• _Assigned task_:
Please copy every line of the records below that holds the word "Corp".

Entries from a dataset of interfaces:
________________________________________
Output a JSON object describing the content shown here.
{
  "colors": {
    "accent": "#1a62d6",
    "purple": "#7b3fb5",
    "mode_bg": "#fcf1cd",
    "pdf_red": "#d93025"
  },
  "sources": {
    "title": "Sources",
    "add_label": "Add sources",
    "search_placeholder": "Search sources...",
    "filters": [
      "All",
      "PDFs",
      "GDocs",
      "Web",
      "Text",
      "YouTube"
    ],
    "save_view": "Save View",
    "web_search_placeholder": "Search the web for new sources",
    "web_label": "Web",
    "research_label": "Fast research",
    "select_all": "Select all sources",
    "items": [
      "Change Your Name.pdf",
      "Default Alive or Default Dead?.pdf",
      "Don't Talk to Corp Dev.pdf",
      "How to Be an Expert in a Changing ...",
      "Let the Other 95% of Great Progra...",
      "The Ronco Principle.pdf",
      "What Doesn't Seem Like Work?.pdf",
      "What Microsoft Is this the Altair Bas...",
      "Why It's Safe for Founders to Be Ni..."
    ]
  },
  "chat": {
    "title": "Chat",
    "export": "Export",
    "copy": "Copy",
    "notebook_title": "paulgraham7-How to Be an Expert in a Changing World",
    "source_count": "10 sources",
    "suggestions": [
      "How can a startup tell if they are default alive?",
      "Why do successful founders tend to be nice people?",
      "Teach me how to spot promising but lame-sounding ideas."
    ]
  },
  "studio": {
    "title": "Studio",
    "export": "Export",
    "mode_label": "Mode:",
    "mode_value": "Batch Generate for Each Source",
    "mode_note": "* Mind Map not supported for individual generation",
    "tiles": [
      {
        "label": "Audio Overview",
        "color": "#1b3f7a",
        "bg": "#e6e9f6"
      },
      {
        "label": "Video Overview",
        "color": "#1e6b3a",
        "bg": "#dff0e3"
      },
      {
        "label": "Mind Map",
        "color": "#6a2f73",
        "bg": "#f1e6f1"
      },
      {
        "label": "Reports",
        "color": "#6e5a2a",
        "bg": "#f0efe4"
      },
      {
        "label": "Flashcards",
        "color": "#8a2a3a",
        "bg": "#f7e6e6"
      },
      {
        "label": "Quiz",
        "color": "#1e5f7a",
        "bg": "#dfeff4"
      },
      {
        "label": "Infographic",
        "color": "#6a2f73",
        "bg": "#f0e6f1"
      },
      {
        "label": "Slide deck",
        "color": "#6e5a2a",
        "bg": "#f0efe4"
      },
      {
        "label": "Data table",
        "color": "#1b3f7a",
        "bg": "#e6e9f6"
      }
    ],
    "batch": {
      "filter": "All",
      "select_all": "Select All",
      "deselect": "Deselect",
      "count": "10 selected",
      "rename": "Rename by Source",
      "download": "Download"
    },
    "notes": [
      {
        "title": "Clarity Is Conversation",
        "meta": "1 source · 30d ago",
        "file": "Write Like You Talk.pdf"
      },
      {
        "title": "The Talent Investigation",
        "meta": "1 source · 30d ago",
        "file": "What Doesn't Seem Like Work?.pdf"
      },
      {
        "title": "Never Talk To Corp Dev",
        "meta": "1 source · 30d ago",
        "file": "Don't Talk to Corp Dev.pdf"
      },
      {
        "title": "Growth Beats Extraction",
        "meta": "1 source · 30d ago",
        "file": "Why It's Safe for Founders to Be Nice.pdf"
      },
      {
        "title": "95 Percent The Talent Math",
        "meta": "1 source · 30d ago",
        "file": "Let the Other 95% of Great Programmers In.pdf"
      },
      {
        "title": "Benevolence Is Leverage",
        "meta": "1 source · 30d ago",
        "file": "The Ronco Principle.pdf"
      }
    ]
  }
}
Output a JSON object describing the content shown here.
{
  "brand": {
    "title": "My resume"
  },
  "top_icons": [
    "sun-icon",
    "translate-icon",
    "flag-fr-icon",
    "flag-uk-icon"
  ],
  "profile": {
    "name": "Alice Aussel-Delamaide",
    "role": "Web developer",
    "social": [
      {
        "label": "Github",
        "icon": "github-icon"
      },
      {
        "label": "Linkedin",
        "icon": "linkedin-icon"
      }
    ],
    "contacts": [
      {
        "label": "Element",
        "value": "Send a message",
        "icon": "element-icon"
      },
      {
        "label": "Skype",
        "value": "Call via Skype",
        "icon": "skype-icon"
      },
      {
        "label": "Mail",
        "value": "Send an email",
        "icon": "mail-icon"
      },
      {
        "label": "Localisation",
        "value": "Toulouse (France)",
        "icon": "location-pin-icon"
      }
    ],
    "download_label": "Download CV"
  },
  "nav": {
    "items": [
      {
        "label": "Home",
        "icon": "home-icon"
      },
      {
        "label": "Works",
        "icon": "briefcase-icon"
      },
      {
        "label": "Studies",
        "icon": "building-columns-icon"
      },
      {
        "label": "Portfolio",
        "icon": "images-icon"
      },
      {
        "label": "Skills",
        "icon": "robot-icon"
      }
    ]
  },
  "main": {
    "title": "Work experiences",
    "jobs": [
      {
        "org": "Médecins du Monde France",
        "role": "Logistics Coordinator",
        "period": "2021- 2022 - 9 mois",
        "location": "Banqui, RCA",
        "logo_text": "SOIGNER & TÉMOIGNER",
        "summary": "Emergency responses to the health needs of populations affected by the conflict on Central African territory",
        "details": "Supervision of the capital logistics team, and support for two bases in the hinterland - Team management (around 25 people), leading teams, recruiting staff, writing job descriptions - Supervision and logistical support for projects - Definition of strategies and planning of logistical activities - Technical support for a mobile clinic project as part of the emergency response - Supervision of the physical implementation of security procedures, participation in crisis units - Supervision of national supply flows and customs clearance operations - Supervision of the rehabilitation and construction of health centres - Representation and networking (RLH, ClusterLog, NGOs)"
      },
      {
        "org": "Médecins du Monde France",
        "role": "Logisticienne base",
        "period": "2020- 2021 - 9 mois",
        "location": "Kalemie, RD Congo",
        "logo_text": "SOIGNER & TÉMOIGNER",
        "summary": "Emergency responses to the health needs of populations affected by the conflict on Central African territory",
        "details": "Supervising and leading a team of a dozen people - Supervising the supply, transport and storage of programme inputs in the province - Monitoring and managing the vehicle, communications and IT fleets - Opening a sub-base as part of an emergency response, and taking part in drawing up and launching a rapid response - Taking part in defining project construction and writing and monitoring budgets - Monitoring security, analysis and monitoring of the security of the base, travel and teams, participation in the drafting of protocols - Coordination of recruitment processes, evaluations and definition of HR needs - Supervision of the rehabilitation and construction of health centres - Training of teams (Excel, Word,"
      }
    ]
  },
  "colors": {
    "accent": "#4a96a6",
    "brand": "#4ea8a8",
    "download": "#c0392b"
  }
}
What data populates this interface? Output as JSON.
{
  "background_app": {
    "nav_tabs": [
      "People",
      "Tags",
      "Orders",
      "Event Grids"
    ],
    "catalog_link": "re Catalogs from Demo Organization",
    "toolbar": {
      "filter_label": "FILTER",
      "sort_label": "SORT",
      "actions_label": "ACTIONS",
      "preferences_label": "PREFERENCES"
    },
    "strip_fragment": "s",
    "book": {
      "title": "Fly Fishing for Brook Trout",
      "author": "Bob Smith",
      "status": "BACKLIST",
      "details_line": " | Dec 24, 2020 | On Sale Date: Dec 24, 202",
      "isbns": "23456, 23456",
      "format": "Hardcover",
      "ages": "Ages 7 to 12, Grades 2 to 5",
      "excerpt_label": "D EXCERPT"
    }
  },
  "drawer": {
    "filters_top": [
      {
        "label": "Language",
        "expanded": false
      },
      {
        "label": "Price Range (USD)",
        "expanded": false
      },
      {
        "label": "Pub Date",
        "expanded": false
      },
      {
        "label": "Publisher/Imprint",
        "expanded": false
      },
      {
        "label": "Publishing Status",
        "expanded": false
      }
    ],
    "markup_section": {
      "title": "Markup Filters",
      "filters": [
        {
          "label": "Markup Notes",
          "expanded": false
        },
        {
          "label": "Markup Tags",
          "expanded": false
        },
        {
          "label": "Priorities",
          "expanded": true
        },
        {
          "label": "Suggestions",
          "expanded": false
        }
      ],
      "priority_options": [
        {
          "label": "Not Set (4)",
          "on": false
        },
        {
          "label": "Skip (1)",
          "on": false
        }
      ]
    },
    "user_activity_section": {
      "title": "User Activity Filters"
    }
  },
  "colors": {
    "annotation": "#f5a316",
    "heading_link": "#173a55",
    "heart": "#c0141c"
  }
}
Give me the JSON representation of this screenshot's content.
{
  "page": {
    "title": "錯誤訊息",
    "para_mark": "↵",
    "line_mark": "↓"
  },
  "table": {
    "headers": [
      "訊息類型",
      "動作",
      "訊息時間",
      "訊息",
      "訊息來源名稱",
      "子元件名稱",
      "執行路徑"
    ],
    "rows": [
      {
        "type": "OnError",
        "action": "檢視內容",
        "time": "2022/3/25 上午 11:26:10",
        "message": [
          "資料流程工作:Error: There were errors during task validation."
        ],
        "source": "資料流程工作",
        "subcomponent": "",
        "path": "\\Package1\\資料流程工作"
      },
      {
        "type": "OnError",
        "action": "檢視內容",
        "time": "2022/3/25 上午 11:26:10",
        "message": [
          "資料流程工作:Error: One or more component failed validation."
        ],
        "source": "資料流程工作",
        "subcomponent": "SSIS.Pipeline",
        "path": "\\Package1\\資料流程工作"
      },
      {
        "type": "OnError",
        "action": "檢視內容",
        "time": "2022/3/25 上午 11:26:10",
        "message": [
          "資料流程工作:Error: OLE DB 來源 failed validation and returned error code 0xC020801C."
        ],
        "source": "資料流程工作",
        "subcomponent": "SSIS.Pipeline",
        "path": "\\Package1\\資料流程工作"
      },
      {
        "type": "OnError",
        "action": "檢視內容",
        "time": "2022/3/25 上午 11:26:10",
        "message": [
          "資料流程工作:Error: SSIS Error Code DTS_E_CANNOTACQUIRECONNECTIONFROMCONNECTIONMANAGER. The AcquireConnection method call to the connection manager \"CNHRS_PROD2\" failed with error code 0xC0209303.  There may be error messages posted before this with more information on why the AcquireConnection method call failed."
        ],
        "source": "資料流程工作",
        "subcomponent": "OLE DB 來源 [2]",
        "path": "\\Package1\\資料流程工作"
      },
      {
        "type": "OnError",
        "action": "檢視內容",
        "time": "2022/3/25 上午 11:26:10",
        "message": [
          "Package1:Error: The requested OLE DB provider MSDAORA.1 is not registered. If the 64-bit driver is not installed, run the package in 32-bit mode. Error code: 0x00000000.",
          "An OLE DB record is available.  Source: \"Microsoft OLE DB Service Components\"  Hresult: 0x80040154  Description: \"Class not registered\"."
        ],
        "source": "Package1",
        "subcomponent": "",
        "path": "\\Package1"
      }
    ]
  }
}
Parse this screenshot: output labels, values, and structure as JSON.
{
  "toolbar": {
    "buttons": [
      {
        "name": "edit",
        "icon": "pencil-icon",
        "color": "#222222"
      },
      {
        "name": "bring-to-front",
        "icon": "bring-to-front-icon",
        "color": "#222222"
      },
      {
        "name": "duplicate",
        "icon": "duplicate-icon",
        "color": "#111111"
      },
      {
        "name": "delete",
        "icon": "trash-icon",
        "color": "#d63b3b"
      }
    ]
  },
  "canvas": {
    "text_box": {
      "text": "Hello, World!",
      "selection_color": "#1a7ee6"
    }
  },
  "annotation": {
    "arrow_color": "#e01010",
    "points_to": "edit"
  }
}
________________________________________
• _Result_:
      "Don't Talk to Corp Dev.pdf",
        "title": "Never Talk To Corp Dev",
        "file": "Don't Talk to Corp Dev.pdf"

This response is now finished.